  • Notify your podiatrist that you are a diabetic.

By following these recommendations, and being under the close supervision of your physician, you can be satisfied with your feet for a lifetime.

Low Blood Sugar (Hypoglycemia)

Taking too much insulin, missing a meal, exercising too hard without taking necessary precautions may make your blood sugar go too low (below 3.5 mmol/L). When this happens, you are experiencing what is called "hypoglycemia", an "insulin reaction", or "low blood sugar". Low blood sugars can happen quickly. It is very important that you take care of them right away.

Signs of mild hypoglycemia

  • Feeling hungry
  • Feeling shaky or light-headed
  • Feeling nervous or irritable
  • Cold sweats
  • Feeling weak
  • Your heart beats faster
  • Feeling confused
  • Numbness or tingling in your tongue or lips

Signs of moderate hypoglycemia

Feeling unusually sleepy, not able to see clearly, feeling or acting angry or sad for no reason, acting as though you were intoxicated

Signs of severe hypoglycemia

Seizures, unconsciousness. Seek medical attention immediately.

How to treat low blood sugar

When you have one or more of these signs you should:

  • test your blood sugar.
  • eat or drink a fast-acting sugar such as 4 oz. of orange juice, a tablespoon of honey or 4-6 "Life Savers".
  • wait 10 minutes, then test your blood sugar again.

The common problem here is that instead of waiting 10 minutes and checking their glucose, patients keep eating sugar and then end up with a blood sugar that is extremely elevated.

If it is still low:

  • eat or drink a fast-acting sugar again.
  • if your next meal is more than 1/2 hour away, eat a snack such as 1/2 a sandwich or cheese and crackers. If your blood sugar gets so low that you pass out or can't swallow, you will need Glucagon.

Remember to always carry fast-acting sugar, and always carry something that says you have diabetes.

Glucagon is a substance that makes your blood sugar go up very fast. It can be injected just like insulin. If you need glucagon, someone else will have to give it to you. Your family, friends or co-workers can learn how and when to give glucagon.

High Blood Sugar (Hyperglycemia)

High blood sugar is when your blood sugar is high and stays high. High blood sugar feelings usually come on slowly.

Warning signs of hypoglycemia

  • Thirst
  • Going to the bathroom a lot
  • Poor healing of sores or infections
  • Dry itchy skin
  • Blurred vision

Some people may not feel different with high blood sugar. It is important to test your blood sugar often.

Do not ignore high bloods sugars, it may lead to serious problems.

Sick Days

Being sick is not fun for anyone. It can be more of a problem because you have diabetes. Stress makes your blood sugar go up. Being sick is stressful. There are some general rules to follow when you are sick.
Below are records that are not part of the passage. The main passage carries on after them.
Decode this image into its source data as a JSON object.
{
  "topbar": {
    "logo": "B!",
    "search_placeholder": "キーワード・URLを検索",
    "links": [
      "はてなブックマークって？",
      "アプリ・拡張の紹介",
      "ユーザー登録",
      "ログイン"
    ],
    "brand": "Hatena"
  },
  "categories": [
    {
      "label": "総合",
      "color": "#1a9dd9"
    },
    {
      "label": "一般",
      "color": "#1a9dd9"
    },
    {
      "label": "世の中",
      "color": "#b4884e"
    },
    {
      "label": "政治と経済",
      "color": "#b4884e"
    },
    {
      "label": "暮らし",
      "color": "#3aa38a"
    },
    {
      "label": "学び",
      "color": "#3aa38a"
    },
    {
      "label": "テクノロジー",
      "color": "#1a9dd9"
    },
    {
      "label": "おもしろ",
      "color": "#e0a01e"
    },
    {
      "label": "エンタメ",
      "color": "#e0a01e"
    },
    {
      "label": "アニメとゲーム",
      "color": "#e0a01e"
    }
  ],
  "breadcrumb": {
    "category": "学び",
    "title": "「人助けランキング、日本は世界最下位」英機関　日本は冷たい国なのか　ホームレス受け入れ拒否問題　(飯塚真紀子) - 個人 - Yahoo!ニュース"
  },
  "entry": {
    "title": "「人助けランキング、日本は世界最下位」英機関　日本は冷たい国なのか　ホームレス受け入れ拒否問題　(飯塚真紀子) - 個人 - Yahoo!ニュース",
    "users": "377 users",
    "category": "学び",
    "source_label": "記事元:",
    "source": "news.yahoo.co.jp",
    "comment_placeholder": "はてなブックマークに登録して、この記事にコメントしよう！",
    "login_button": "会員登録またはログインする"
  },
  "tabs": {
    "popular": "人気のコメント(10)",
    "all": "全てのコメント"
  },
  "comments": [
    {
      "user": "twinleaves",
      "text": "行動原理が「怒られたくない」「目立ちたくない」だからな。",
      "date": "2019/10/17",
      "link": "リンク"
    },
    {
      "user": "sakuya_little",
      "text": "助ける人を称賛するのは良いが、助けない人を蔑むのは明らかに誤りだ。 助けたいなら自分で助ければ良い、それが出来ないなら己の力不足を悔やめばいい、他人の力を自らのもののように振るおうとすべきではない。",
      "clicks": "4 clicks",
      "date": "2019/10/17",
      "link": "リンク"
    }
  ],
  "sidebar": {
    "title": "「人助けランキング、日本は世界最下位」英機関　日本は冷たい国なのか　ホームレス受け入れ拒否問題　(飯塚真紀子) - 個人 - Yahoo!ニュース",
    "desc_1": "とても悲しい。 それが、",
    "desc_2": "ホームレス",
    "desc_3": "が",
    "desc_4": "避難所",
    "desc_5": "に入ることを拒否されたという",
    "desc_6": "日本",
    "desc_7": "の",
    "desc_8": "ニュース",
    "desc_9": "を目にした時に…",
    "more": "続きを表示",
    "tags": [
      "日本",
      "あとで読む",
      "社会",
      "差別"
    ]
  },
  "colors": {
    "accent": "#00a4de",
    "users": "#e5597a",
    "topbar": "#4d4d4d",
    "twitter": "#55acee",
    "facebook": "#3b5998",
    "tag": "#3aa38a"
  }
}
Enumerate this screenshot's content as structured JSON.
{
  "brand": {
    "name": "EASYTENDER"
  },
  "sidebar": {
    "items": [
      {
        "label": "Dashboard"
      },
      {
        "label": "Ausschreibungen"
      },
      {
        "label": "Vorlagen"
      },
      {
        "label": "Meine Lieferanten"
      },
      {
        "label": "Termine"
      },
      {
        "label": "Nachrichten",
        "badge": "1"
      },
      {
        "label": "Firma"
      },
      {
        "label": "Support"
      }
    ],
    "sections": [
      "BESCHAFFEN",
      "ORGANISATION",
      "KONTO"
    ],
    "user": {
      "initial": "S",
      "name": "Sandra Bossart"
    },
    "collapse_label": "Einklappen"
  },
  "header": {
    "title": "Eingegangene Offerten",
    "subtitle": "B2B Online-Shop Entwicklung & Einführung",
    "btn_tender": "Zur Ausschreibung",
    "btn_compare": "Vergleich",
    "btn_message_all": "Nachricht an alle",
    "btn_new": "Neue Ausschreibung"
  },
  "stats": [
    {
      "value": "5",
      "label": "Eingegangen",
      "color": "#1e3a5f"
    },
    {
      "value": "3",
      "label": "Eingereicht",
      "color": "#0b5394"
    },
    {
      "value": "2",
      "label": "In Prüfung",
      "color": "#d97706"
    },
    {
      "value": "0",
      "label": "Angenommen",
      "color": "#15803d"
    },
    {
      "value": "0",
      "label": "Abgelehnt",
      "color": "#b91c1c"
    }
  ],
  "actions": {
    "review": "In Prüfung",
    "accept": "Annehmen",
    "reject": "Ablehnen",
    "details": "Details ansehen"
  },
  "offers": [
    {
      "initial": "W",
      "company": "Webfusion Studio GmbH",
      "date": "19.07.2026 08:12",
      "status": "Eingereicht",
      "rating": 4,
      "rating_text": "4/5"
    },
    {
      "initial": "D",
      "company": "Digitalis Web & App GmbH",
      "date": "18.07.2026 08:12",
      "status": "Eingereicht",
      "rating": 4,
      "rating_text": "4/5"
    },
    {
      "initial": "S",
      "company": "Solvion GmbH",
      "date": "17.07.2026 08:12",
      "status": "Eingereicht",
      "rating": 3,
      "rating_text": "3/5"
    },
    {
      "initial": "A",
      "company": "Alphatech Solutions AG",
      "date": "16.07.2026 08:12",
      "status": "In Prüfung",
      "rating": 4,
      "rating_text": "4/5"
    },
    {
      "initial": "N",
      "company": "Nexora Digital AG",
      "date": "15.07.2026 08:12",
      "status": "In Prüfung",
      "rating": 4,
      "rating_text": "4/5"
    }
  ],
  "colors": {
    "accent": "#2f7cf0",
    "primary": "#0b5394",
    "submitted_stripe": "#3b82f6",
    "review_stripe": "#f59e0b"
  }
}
  • Always take your insulin or pills, even if you cannot eat.
  • Test your blood sugar often (every 2 to 4 hours).
  • Call your doctor if you have high blood sugar.
  • Rest as much as you can.
  • Drink plenty of fluids. If you are not able to eat or drink fluids that contain sugar call the doctor.
  • If you are vomiting and cannot keep fluids or food down, call you doctor.
  • Talk to your doctor or diabetes educators to make a sick-day plan before you get sick.

Travel Tips

  • Take extra insulin or pills with you. Your type of insulin or pills may not be available in some countries.
  • Keep all insulin or pills in hand-carried bags in case your bags are lost by airline etc.
  • Talk to your doctor if you are travelling in different time zones, you may have to make some changes to the way you take your insulin or pills.
  • Test and record your blood sugar while travelling. This is the best way to tell how your new routine is affecting your diabetes control.
  • Always carry something that says you have diabetes. Always carry candy or fast-acting sugar.